The restaurant, which serves modern twists on Japanese classics, is named Mimi Kakushi after the distinctive bob haircut worn by the young Japanese Moga, or modern girls, who adopted western fashions in the period after the first world war.
This jazz age aesthetic is also reflected in the interior of the eatery, which is layered with rich textures and materials including traditional joinery, hand-painted walls, beaded curtains and bespoke stained glass windows.
“Mimi Kakushi embodies Japan when jazz was swinging into 1920s Osaka, bringing modern art and western fashions to it,” explained Clémence Pirajean and James Michael Lees, who founded Pirajean Lees in 2007.
In particular, the duo looked to the larger-than-life persona of Sessue Hayakwa, Japan’s first silver screen star to find success in Hollywood.
“Hayakwa perfectly personified this era,” said the studio. “Known for his lavish parties, gold-plated car and castle-style mansion, Hayakwa’s story became the foundation for the design.”
The existing architectural features of the nightclub, such as the level changes in the ceiling and structural columns, guided the spatial layout of the restaurant.
In the reception, diners are welcomed by hand-painted walls before making their way past a Japanese colonial-style bar with views across the sushi counter to the tables beyond.
An open kitchen, visible throughout the space, creates a sense of theatre in the restaurant.
All electrical and mechanical equipment, as well as the ventilation system, is hidden behind a straw ceiling grid to preserve a “residential feel” within the commercial space.
Throughout the project, Pirajean Lees was careful to filter the strong Dubai sun, which penetrates into Mimi Kakushi from two different directions.
To the east, a bespoke stained glass window was installed on the existing facade, bathing the space in warm, amber light. To the south, a wooden bead curtain is used alongside mirrored tables and walls to refract the light.
“Mimi Kakushi is on the top floor of the building, with dual exposure on the east and west with fully glazed elevations,” the studio explained.
“It gets direct, strong sunlight all day long, which can be very uncomfortable when dining. We understood that instead, we could use it as an advantage, as a design element in itself to transform the space throughout the day as the light changes.”
Sliding lattice screens made from dark timber can be used to divide the open-plan restaurant into a sequence of smaller spaces for privacy and special events.
All lighting, as well as the scalloped-edged tables and a selection of the seating, were designed in-house by Pirajean Lees.

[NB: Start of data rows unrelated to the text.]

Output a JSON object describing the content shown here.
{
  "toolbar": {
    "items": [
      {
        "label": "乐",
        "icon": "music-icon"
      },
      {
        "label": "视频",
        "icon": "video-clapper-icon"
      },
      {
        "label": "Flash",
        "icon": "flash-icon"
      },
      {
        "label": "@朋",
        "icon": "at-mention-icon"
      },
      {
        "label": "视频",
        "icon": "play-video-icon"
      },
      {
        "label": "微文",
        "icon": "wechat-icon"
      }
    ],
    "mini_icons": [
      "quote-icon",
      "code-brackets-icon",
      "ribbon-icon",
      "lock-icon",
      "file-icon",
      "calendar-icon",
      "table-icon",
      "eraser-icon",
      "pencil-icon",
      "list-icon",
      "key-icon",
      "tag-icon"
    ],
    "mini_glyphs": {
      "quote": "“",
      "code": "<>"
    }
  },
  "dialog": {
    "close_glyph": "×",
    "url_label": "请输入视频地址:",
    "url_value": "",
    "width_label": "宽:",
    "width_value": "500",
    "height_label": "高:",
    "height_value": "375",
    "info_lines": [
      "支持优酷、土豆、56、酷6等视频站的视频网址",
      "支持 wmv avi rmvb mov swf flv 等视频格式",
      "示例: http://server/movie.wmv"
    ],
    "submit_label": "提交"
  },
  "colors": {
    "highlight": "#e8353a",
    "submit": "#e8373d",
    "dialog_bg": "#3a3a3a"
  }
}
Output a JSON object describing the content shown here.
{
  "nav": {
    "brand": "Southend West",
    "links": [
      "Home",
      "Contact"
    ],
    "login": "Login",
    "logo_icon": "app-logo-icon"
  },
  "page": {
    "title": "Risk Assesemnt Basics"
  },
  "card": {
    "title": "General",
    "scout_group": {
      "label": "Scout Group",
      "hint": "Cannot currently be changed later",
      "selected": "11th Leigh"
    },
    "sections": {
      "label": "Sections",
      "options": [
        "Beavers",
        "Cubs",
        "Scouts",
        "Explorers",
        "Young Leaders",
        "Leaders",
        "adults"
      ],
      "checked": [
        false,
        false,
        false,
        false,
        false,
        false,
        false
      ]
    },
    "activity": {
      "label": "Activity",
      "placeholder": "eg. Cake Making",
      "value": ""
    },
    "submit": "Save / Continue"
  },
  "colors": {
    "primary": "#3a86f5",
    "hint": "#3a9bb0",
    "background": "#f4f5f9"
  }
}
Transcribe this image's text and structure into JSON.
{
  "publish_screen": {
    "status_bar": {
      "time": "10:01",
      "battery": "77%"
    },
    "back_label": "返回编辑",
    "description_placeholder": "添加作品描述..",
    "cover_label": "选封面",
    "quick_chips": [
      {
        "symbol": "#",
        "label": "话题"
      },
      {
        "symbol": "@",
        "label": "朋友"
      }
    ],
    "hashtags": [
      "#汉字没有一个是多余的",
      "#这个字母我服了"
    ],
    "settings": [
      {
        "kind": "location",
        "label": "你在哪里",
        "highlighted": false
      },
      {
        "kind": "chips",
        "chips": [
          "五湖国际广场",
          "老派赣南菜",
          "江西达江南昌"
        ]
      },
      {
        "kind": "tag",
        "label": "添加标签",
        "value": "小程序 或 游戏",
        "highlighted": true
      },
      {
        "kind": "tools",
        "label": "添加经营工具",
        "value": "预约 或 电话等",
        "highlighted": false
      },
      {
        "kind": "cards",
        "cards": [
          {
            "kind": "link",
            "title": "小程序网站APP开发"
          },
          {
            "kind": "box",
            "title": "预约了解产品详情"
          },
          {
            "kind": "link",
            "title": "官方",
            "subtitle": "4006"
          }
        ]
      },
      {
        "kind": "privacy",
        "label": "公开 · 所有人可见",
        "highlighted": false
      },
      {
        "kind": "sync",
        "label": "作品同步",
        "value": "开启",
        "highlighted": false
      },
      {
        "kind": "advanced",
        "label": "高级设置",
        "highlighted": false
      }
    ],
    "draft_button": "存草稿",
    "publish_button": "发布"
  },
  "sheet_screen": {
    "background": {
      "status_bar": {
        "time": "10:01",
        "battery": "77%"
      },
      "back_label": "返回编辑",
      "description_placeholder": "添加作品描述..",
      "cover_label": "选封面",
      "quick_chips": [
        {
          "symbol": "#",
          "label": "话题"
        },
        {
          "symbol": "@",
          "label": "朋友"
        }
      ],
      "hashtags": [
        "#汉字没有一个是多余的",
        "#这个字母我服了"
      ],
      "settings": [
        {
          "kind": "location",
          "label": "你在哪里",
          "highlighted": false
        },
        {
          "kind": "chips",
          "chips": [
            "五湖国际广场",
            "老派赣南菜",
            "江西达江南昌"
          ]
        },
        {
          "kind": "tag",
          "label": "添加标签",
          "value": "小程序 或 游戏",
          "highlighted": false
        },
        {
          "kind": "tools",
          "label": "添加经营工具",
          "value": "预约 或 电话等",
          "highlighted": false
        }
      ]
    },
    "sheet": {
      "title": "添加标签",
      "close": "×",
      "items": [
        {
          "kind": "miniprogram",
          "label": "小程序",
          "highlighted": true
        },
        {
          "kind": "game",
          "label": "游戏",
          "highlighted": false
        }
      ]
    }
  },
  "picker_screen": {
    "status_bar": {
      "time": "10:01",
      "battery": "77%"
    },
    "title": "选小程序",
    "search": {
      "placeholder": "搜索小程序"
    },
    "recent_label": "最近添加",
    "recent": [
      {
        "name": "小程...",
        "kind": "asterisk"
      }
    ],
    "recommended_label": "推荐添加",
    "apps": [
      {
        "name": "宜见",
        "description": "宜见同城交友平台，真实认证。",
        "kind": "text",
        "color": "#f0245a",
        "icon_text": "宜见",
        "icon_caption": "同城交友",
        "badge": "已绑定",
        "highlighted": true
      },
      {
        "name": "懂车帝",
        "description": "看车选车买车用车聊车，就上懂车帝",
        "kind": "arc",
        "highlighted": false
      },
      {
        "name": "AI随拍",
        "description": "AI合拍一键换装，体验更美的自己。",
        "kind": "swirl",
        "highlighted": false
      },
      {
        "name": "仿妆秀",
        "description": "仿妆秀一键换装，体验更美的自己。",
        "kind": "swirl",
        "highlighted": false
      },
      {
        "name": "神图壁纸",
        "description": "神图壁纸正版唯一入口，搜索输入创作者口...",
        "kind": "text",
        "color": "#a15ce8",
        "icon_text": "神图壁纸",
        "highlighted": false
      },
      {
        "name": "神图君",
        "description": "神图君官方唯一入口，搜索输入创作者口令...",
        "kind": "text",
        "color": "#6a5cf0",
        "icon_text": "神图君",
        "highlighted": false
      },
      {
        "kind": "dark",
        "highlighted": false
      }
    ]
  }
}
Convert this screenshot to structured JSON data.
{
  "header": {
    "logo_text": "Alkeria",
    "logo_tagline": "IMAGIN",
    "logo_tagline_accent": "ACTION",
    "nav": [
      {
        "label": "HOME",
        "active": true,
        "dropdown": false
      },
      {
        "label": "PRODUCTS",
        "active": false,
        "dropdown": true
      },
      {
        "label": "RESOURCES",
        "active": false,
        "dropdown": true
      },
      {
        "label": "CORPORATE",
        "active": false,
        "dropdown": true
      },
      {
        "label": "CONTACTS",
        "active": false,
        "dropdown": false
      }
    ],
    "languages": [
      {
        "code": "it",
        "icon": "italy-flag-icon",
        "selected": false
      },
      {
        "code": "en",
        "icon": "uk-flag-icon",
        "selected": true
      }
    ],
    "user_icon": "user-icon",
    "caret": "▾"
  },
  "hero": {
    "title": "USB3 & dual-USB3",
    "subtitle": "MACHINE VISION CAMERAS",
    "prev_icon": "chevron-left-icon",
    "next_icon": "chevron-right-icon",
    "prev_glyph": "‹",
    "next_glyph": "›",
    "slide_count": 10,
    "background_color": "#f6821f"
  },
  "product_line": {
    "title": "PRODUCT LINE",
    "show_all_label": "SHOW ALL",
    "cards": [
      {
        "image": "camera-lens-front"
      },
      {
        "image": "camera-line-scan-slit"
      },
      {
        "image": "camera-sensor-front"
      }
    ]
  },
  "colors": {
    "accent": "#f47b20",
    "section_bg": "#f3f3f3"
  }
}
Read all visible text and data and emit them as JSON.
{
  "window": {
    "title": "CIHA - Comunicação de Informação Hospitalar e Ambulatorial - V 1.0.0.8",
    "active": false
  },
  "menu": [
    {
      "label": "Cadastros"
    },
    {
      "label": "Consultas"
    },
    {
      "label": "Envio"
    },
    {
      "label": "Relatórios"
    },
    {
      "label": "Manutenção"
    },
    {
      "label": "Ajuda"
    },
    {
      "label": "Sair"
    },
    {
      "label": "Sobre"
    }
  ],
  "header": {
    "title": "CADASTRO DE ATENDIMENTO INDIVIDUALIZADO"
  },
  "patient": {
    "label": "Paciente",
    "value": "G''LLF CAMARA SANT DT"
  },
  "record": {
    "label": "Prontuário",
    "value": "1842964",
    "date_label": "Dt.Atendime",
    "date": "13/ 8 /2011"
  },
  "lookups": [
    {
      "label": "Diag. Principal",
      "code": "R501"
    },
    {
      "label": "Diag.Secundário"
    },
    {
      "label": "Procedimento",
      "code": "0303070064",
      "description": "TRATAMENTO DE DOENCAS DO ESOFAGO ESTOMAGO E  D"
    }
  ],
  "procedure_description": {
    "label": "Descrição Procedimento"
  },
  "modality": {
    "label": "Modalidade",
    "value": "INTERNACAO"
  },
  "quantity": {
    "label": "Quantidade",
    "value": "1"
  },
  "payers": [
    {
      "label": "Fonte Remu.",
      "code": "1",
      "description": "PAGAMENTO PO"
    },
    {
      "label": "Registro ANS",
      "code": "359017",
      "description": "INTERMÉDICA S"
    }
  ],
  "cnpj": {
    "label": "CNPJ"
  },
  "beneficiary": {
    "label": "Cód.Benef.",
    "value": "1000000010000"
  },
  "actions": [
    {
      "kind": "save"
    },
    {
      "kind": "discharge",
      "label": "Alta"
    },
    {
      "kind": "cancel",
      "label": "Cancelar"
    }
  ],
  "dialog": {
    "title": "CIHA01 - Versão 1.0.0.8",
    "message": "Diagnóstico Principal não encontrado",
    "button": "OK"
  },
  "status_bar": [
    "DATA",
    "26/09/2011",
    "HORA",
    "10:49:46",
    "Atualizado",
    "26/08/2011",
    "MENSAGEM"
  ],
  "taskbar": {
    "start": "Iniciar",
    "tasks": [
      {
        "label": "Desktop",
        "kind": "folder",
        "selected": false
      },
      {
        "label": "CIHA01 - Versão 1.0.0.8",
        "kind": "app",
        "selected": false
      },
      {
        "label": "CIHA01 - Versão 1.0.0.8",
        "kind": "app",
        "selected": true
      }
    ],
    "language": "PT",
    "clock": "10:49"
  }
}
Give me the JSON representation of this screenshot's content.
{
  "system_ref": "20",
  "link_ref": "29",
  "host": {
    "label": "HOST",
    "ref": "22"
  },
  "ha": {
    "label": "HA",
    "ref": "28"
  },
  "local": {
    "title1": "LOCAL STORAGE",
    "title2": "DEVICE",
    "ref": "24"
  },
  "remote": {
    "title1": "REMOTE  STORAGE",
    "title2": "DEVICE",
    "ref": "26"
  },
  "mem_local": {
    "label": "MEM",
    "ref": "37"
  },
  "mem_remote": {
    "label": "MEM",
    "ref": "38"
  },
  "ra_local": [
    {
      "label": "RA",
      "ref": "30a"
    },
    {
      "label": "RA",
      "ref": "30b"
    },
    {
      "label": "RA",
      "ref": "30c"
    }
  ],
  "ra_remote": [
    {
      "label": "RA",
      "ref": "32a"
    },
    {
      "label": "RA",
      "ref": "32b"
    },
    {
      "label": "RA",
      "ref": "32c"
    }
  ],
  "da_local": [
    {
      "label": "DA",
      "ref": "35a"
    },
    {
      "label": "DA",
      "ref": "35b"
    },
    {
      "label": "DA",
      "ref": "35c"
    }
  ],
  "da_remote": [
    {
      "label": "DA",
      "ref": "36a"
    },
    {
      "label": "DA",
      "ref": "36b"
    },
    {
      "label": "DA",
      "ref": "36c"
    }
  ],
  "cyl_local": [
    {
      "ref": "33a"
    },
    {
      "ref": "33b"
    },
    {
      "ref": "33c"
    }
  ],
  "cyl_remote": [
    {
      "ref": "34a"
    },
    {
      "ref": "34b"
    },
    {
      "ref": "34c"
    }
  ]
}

Other Japanese restaurant interiors include Kotori in São Paulo, which incorporates traditional joinery techniques, and London’s Maido sushi restaurant with its 1960s-style glass block wall and dark cherry wood panelling.
Photography is by Maha Nasra Eddé.